Prompt ▸ Each line of the listing is to be copied exactly.
******************************
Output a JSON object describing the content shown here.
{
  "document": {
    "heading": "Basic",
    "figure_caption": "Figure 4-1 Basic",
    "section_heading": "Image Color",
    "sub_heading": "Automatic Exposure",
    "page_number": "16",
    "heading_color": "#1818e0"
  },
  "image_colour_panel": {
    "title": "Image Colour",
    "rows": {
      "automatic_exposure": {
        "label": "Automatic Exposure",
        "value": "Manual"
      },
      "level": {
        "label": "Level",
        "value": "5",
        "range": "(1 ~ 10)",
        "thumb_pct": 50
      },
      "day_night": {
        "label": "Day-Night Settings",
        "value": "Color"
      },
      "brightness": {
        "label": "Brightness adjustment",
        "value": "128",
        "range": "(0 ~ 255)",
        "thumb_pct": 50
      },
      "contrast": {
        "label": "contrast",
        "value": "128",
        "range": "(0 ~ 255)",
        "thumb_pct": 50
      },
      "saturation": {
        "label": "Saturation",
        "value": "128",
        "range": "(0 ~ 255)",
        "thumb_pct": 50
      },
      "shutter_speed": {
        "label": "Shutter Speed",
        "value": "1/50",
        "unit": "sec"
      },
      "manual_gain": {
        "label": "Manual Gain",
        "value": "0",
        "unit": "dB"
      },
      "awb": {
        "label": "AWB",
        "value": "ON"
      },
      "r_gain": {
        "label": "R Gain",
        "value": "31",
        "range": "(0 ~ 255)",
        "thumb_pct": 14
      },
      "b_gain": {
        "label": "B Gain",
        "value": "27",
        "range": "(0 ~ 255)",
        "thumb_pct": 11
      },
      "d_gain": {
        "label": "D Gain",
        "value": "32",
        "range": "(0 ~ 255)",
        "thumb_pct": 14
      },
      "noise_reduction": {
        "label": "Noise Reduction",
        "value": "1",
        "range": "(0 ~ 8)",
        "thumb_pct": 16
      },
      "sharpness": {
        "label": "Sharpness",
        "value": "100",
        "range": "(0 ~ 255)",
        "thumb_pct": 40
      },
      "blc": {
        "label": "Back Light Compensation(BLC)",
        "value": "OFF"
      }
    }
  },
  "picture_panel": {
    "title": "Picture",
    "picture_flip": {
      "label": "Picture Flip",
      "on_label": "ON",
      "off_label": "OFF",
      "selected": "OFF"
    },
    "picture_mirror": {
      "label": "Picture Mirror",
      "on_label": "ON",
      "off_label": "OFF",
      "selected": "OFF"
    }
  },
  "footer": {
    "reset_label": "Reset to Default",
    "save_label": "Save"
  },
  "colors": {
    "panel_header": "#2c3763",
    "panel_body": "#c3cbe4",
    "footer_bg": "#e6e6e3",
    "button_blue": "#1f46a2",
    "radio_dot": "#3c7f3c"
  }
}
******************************
The completed task ▸
Output a JSON object describing the content shown here.
{
  "document": {
    "heading": "Basic",
    "figure_caption": "Figure 4-1 Basic",
    "section_heading": "Image Color",
    "sub_heading": "Automatic Exposure",
    "page_number": "16",
    "heading_color": "#1818e0"
  },
  "image_colour_panel": {
    "title": "Image Colour",
    "rows": {
      "automatic_exposure": {
        "label": "Automatic Exposure",
        "value": "Manual"
      },
      "level": {
        "label": "Level",
        "value": "5",
        "range": "(1 ~ 10)",
        "thumb_pct": 50
      },
      "day_night": {
        "label": "Day-Night Settings",
        "value": "Color"
      },
      "brightness": {
        "label": "Brightness adjustment",
        "value": "128",
        "range": "(0 ~ 255)",
        "thumb_pct": 50
      },
      "contrast": {
        "label": "contrast",
        "value": "128",
        "range": "(0 ~ 255)",
        "thumb_pct": 50
      },
      "saturation": {
        "label": "Saturation",
        "value": "128",
        "range": "(0 ~ 255)",
        "thumb_pct": 50
      },
      "shutter_speed": {
        "label": "Shutter Speed",
        "value": "1/50",
        "unit": "sec"
      },
      "manual_gain": {
        "label": "Manual Gain",
        "value": "0",
        "unit": "dB"
      },
      "awb": {
        "label": "AWB",
        "value": "ON"
      },
      "r_gain": {
        "label": "R Gain",
        "value": "31",
        "range": "(0 ~ 255)",
        "thumb_pct": 14
      },
      "b_gain": {
        "label": "B Gain",
        "value": "27",
        "range": "(0 ~ 255)",
        "thumb_pct": 11
      },
      "d_gain": {
        "label": "D Gain",
        "value": "32",
        "range": "(0 ~ 255)",
        "thumb_pct": 14
      },
      "noise_reduction": {
        "label": "Noise Reduction",
        "value": "1",
        "range": "(0 ~ 8)",
        "thumb_pct": 16
      },
      "sharpness": {
        "label": "Sharpness",
        "value": "100",
        "range": "(0 ~ 255)",
        "thumb_pct": 40
      },
      "blc": {
        "label": "Back Light Compensation(BLC)",
        "value": "OFF"
      }
    }
  },
  "picture_panel": {
    "title": "Picture",
    "picture_flip": {
      "label": "Picture Flip",
      "on_label": "ON",
      "off_label": "OFF",
      "selected": "OFF"
    },
    "picture_mirror": {
      "label": "Picture Mirror",
      "on_label": "ON",
      "off_label": "OFF",
      "selected": "OFF"
    }
  },
  "footer": {
    "reset_label": "Reset to Default",
    "save_label": "Save"
  },
  "colors": {
    "panel_header": "#2c3763",
    "panel_body": "#c3cbe4",
    "footer_bg": "#e6e6e3",
    "button_blue": "#1f46a2",
    "radio_dot": "#3c7f3c"
  }
}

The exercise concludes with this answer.